Tel Aviv, Israel (CNN) — In a scene his parents would have been heartened to see, family and friends recently thronged around young Moshe Holtzberg as men in black suits and black hats took turns cutting locks of hair from the boy’s head on a stage in a rented party tent outside Tel Aviv, Israel.
The celebration marked Moshe’s third birthday and in Hasidic Judaism tradition he received a haircut to symbolize his readiness to begin his religious education.
Standing not 10 feet away and watching closely was Sandra Samuel, the Indian nanny who one year ago saved Moshe’s life.
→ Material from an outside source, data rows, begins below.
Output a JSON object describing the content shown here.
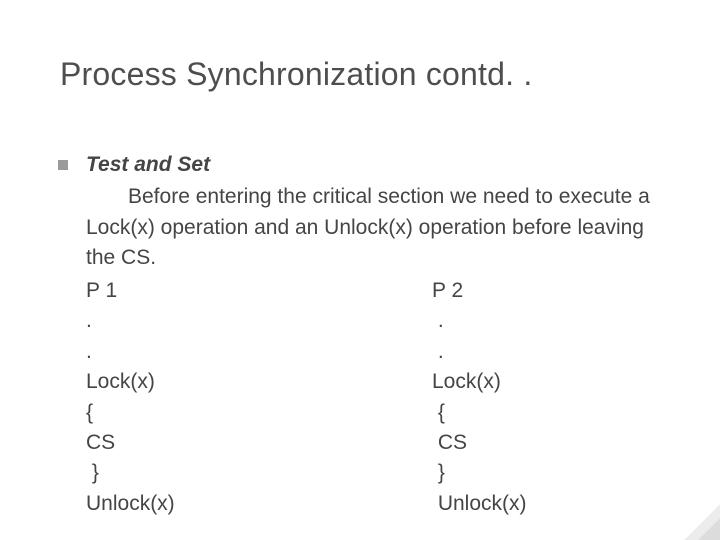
{
  "title": "Process Synchronization contd. .",
  "subhead": "Test and Set",
  "description_html": "Before entering the critical section we need to execute a Lock(x) operation and an Unlock(x) operation before leaving the CS.",
  "columns": {
    "left": {
      "header": "P 1",
      "lines": [
        ".",
        ".",
        "Lock(x)",
        "{",
        "CS",
        " }",
        "Unlock(x)"
      ]
    },
    "right": {
      "header": "P 2",
      "lines": [
        " .",
        " .",
        "Lock(x)",
        " {",
        " CS",
        " }",
        " Unlock(x)"
      ]
    }
  }
}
Samuel was working as a nanny for Gavriel and Rivka Holtzberg when the Jewish Chabad Center they ran in Mumbai, India, came under attack by terrorists.
Samuel survived the attack and rescued Moshe who she found crying, standing between the bodies of his parents.
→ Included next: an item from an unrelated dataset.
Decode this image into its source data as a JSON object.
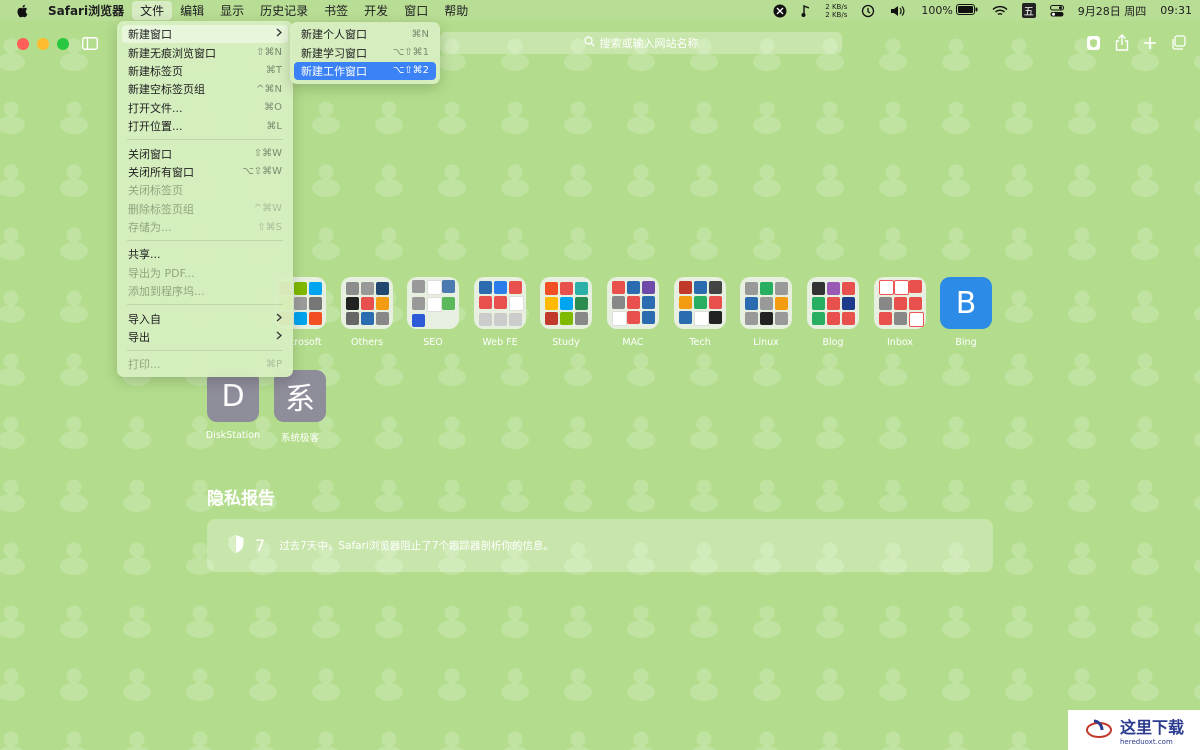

Since that fateful day she has not left Moshe’s side. Samuel accompanied him to Israel where, with her help, he is now being taken care of by his grandparents and extended family.
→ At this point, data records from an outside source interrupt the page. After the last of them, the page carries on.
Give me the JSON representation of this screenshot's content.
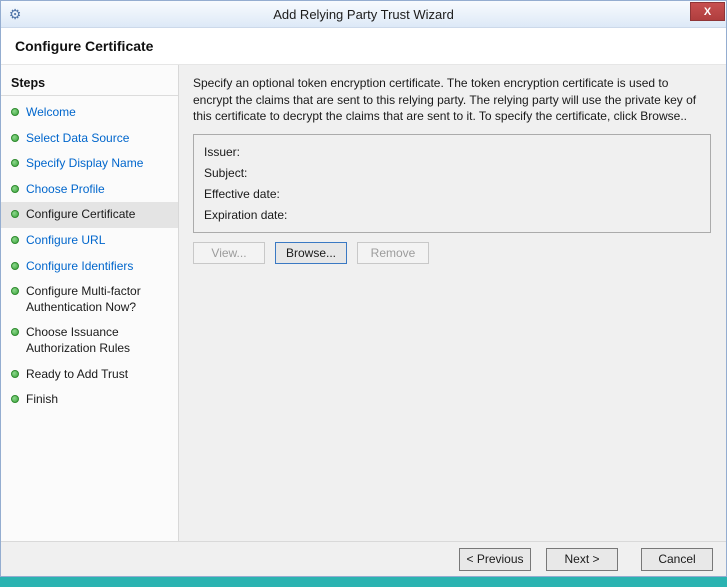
{
  "window": {
    "title": "Add Relying Party Trust Wizard",
    "close_glyph": "X",
    "app_icon_glyph": "⚙"
  },
  "header": {
    "title": "Configure Certificate"
  },
  "sidebar": {
    "title": "Steps",
    "items": [
      {
        "label": "Welcome",
        "state": "link"
      },
      {
        "label": "Select Data Source",
        "state": "link"
      },
      {
        "label": "Specify Display Name",
        "state": "link"
      },
      {
        "label": "Choose Profile",
        "state": "link"
      },
      {
        "label": "Configure Certificate",
        "state": "current"
      },
      {
        "label": "Configure URL",
        "state": "link"
      },
      {
        "label": "Configure Identifiers",
        "state": "link"
      },
      {
        "label": "Configure Multi-factor Authentication Now?",
        "state": "plain"
      },
      {
        "label": "Choose Issuance Authorization Rules",
        "state": "plain"
      },
      {
        "label": "Ready to Add Trust",
        "state": "plain"
      },
      {
        "label": "Finish",
        "state": "plain"
      }
    ]
  },
  "main": {
    "description": "Specify an optional token encryption certificate.  The token encryption certificate is used to encrypt the claims that are sent to this relying party.  The relying party will use the private key of this certificate to decrypt the claims that are sent to it.  To specify the certificate, click Browse..",
    "certificate_fields": [
      {
        "key": "issuer",
        "label": "Issuer:",
        "value": ""
      },
      {
        "key": "subject",
        "label": "Subject:",
        "value": ""
      },
      {
        "key": "effective-date",
        "label": "Effective date:",
        "value": ""
      },
      {
        "key": "expiration-date",
        "label": "Expiration date:",
        "value": ""
      }
    ],
    "buttons": [
      {
        "label": "View...",
        "enabled": false,
        "focused": false
      },
      {
        "label": "Browse...",
        "enabled": true,
        "focused": true
      },
      {
        "label": "Remove",
        "enabled": false,
        "focused": false
      }
    ]
  },
  "footer": {
    "buttons": [
      {
        "label": "< Previous"
      },
      {
        "label": "Next >"
      },
      {
        "label": "Cancel"
      }
    ]
  },
  "colors": {
    "link": "#0066cc",
    "step_done": "#3da53d",
    "titlebar_close": "#c75050",
    "focus_border": "#3a79c3",
    "desktop": "#2bb3b1"
  }
}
A year on Sandra said the memories of Mumbai and Moshe’s parents still haunt her. Holding back tears, she said, “I feel happy for the baby, but I am very sad, more than sad, I think.”
Jewish orphan finds new life The pain she feels remembering the horror of the attack is tempered by the great progress she has seen Moshe make since his arrival in Israel just days after his parents were killed.
“He has adjusted very very well and is like a normal kid. He goes to school, he plays, he jumps. He has a lot of friends. His life is normal,” she said.
Moshe’s paternal grandfather Rabbi Nachman Holtzberg said Samuel has been like a surrogate mother. “She knows everything about him, all the natural things because she has known (him) since he was a small child. Things are getting better and better.”
Holtzberg added that the entire family rallied together to help Moshe adapt to life without his parents and believes his son would be pleased. “I’m sure that my son would be here now and looking at how I take care of him. He would be happy.”
Samuel, a mother of two grown children, said she was trying to spend less time with Moshe so he could better adapt to his family and sees herself returning home to India within two years — though she said she would stay in Israel for as long as Moshe needed her.
Samuel said her message was simple: “To carry on life. Be strong and that’s it. Put everything in God’s hands.”